Assigned task => Look for the string "executor" in the material below. Copy every line where you find it.

*** Records provided Section Begins ***

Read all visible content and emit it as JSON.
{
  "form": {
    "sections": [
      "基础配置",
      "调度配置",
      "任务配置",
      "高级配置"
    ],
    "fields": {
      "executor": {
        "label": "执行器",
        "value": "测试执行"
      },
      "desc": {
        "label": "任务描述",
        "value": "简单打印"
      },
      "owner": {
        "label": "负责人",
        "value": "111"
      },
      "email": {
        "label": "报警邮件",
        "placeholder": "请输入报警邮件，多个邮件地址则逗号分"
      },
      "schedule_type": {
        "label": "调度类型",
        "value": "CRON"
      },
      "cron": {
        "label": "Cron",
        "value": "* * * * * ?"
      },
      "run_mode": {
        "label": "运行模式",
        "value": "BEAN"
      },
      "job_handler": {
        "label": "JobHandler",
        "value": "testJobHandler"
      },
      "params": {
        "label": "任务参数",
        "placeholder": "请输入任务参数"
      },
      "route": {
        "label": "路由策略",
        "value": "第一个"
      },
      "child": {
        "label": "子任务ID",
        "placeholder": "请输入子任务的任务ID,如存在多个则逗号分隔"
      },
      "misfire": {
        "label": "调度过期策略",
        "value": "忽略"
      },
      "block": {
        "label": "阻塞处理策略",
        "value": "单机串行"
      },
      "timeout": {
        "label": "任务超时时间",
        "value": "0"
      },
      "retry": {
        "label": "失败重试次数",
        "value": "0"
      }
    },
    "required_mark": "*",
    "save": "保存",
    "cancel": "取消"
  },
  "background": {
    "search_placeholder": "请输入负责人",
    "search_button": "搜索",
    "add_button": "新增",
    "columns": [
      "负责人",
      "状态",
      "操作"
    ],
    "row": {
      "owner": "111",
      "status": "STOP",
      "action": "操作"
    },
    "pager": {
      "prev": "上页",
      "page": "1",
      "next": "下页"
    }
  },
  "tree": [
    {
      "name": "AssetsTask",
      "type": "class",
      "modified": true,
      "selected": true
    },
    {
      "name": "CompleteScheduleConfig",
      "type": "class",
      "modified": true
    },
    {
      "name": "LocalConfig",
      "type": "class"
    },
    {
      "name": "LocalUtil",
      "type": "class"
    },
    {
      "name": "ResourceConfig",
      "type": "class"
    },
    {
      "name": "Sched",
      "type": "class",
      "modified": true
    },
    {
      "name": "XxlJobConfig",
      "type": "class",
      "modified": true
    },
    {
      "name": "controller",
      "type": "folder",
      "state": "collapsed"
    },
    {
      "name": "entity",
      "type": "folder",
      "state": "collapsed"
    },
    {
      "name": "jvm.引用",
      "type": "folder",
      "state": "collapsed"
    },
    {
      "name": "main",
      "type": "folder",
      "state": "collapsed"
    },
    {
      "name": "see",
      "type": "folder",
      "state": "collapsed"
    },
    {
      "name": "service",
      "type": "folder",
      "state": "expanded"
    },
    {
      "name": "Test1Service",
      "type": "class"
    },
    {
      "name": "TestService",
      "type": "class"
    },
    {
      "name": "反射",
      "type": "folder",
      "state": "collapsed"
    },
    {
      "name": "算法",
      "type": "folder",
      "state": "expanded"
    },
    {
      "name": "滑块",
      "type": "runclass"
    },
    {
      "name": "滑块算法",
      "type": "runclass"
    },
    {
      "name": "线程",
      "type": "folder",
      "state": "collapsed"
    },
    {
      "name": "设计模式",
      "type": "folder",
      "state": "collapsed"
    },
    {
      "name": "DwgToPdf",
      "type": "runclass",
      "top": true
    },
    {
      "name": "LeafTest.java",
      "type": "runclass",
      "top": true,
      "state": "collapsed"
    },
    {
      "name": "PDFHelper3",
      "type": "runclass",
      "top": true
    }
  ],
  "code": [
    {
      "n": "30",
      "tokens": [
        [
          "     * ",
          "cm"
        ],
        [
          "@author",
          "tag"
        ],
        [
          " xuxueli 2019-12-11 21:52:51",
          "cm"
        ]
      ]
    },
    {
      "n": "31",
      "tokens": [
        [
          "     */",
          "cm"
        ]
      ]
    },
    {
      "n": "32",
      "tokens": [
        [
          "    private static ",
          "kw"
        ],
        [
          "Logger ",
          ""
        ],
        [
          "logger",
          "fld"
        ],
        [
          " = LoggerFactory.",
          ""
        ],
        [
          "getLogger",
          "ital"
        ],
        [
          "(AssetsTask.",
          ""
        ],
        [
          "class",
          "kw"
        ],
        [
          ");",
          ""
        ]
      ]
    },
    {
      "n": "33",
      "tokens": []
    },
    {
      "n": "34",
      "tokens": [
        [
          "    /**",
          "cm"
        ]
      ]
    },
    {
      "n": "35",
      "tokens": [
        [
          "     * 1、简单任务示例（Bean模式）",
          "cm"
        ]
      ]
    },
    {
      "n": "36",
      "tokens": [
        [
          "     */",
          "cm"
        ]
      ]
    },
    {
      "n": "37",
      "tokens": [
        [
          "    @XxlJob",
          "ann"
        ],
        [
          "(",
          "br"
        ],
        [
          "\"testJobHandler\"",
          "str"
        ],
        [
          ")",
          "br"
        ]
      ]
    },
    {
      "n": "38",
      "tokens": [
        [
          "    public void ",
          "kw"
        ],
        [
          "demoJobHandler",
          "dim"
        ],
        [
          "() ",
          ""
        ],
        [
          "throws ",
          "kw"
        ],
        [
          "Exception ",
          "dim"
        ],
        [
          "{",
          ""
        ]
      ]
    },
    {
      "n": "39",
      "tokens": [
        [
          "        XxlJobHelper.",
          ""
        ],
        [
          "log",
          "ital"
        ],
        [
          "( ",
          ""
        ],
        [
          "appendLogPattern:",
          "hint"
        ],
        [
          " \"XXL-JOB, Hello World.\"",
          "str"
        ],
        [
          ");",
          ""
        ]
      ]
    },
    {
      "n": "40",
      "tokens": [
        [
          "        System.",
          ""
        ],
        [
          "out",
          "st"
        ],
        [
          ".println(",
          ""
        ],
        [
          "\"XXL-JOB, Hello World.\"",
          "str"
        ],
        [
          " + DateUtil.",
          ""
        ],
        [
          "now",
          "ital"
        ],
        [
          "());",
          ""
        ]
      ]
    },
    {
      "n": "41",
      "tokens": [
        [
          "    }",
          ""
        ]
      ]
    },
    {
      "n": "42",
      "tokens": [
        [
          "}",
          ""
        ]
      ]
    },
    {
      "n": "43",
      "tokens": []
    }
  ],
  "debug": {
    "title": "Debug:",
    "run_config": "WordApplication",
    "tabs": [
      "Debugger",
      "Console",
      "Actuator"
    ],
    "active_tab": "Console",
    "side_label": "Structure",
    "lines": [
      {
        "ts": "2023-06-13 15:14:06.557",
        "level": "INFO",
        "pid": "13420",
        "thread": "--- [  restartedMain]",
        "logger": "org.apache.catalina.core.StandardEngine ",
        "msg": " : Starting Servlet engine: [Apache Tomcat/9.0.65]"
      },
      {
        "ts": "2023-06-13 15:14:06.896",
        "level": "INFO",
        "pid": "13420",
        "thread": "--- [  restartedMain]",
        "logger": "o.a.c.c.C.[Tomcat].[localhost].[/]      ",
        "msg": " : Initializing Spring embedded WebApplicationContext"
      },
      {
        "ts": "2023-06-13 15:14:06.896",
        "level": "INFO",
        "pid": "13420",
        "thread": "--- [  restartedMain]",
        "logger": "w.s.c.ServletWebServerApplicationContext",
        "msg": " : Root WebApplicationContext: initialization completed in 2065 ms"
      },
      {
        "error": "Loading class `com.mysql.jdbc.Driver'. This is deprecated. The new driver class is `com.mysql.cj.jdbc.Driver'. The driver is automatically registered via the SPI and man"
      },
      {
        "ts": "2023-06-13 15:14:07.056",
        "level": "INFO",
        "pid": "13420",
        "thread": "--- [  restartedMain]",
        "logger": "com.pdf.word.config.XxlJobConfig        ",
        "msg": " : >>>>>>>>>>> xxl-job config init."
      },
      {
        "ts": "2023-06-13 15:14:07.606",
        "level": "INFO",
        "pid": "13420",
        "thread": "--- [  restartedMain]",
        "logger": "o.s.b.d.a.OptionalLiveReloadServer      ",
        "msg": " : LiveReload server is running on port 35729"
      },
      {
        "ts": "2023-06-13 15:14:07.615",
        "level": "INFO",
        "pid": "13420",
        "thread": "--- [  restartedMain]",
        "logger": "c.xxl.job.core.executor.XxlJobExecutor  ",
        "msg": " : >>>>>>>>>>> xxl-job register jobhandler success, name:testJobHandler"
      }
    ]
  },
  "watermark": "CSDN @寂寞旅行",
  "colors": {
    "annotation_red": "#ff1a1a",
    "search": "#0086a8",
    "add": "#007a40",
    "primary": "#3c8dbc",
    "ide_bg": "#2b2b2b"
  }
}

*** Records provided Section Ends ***

Response area =>
      "executor": {
        "logger": "c.xxl.job.core.executor.XxlJobExecutor  ",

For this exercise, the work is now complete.